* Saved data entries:

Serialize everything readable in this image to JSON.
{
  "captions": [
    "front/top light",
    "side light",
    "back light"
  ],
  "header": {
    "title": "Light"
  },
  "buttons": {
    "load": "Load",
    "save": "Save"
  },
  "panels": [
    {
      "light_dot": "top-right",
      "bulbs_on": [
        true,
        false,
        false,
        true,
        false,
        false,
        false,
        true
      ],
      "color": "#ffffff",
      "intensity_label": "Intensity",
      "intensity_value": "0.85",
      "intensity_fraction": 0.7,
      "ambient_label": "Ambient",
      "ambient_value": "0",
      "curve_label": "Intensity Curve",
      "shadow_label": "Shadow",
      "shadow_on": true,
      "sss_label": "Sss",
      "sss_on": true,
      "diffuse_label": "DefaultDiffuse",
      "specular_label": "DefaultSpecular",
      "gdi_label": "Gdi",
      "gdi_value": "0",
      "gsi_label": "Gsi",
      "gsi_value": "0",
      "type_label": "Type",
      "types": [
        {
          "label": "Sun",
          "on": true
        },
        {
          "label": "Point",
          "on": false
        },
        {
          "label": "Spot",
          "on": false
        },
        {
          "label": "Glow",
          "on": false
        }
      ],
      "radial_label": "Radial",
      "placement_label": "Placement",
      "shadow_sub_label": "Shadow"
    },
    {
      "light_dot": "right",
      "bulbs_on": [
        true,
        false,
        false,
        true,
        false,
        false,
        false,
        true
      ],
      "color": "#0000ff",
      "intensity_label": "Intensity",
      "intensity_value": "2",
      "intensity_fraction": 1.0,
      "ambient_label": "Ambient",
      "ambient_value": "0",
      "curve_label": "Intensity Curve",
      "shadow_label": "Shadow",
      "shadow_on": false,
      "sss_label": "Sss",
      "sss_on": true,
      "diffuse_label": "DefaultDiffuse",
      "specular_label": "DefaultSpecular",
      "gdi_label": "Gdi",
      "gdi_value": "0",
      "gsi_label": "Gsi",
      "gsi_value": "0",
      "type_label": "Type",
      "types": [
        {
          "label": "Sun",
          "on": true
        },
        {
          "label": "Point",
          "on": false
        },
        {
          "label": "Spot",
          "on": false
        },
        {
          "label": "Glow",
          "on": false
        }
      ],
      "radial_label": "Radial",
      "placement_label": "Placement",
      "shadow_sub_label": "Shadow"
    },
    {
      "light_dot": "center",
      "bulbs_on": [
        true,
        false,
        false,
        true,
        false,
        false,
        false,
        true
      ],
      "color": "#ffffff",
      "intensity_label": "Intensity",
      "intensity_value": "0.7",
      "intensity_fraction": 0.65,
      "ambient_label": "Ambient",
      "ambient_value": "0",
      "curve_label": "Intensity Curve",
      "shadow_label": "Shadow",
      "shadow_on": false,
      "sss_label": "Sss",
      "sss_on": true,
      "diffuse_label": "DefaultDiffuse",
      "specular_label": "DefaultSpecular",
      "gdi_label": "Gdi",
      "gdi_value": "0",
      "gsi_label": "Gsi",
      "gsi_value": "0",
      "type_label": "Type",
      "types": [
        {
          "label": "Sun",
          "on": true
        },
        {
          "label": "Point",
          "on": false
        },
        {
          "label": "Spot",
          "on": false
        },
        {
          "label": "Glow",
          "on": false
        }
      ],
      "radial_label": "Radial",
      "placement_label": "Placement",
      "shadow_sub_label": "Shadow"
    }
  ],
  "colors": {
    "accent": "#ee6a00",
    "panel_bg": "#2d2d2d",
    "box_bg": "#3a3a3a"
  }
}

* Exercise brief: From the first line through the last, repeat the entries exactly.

* Expected output:
Serialize everything readable in this image to JSON.
{
  "captions": [
    "front/top light",
    "side light",
    "back light"
  ],
  "header": {
    "title": "Light"
  },
  "buttons": {
    "load": "Load",
    "save": "Save"
  },
  "panels": [
    {
      "light_dot": "top-right",
      "bulbs_on": [
        true,
        false,
        false,
        true,
        false,
        false,
        false,
        true
      ],
      "color": "#ffffff",
      "intensity_label": "Intensity",
      "intensity_value": "0.85",
      "intensity_fraction": 0.7,
      "ambient_label": "Ambient",
      "ambient_value": "0",
      "curve_label": "Intensity Curve",
      "shadow_label": "Shadow",
      "shadow_on": true,
      "sss_label": "Sss",
      "sss_on": true,
      "diffuse_label": "DefaultDiffuse",
      "specular_label": "DefaultSpecular",
      "gdi_label": "Gdi",
      "gdi_value": "0",
      "gsi_label": "Gsi",
      "gsi_value": "0",
      "type_label": "Type",
      "types": [
        {
          "label": "Sun",
          "on": true
        },
        {
          "label": "Point",
          "on": false
        },
        {
          "label": "Spot",
          "on": false
        },
        {
          "label": "Glow",
          "on": false
        }
      ],
      "radial_label": "Radial",
      "placement_label": "Placement",
      "shadow_sub_label": "Shadow"
    },
    {
      "light_dot": "right",
      "bulbs_on": [
        true,
        false,
        false,
        true,
        false,
        false,
        false,
        true
      ],
      "color": "#0000ff",
      "intensity_label": "Intensity",
      "intensity_value": "2",
      "intensity_fraction": 1.0,
      "ambient_label": "Ambient",
      "ambient_value": "0",
      "curve_label": "Intensity Curve",
      "shadow_label": "Shadow",
      "shadow_on": false,
      "sss_label": "Sss",
      "sss_on": true,
      "diffuse_label": "DefaultDiffuse",
      "specular_label": "DefaultSpecular",
      "gdi_label": "Gdi",
      "gdi_value": "0",
      "gsi_label": "Gsi",
      "gsi_value": "0",
      "type_label": "Type",
      "types": [
        {
          "label": "Sun",
          "on": true
        },
        {
          "label": "Point",
          "on": false
        },
        {
          "label": "Spot",
          "on": false
        },
        {
          "label": "Glow",
          "on": false
        }
      ],
      "radial_label": "Radial",
      "placement_label": "Placement",
      "shadow_sub_label": "Shadow"
    },
    {
      "light_dot": "center",
      "bulbs_on": [
        true,
        false,
        false,
        true,
        false,
        false,
        false,
        true
      ],
      "color": "#ffffff",
      "intensity_label": "Intensity",
      "intensity_value": "0.7",
      "intensity_fraction": 0.65,
      "ambient_label": "Ambient",
      "ambient_value": "0",
      "curve_label": "Intensity Curve",
      "shadow_label": "Shadow",
      "shadow_on": false,
      "sss_label": "Sss",
      "sss_on": true,
      "diffuse_label": "DefaultDiffuse",
      "specular_label": "DefaultSpecular",
      "gdi_label": "Gdi",
      "gdi_value": "0",
      "gsi_label": "Gsi",
      "gsi_value": "0",
      "type_label": "Type",
      "types": [
        {
          "label": "Sun",
          "on": true
        },
        {
          "label": "Point",
          "on": false
        },
        {
          "label": "Spot",
          "on": false
        },
        {
          "label": "Glow",
          "on": false
        }
      ],
      "radial_label": "Radial",
      "placement_label": "Placement",
      "shadow_sub_label": "Shadow"
    }
  ],
  "colors": {
    "accent": "#ee6a00",
    "panel_bg": "#2d2d2d",
    "box_bg": "#3a3a3a"
  }
}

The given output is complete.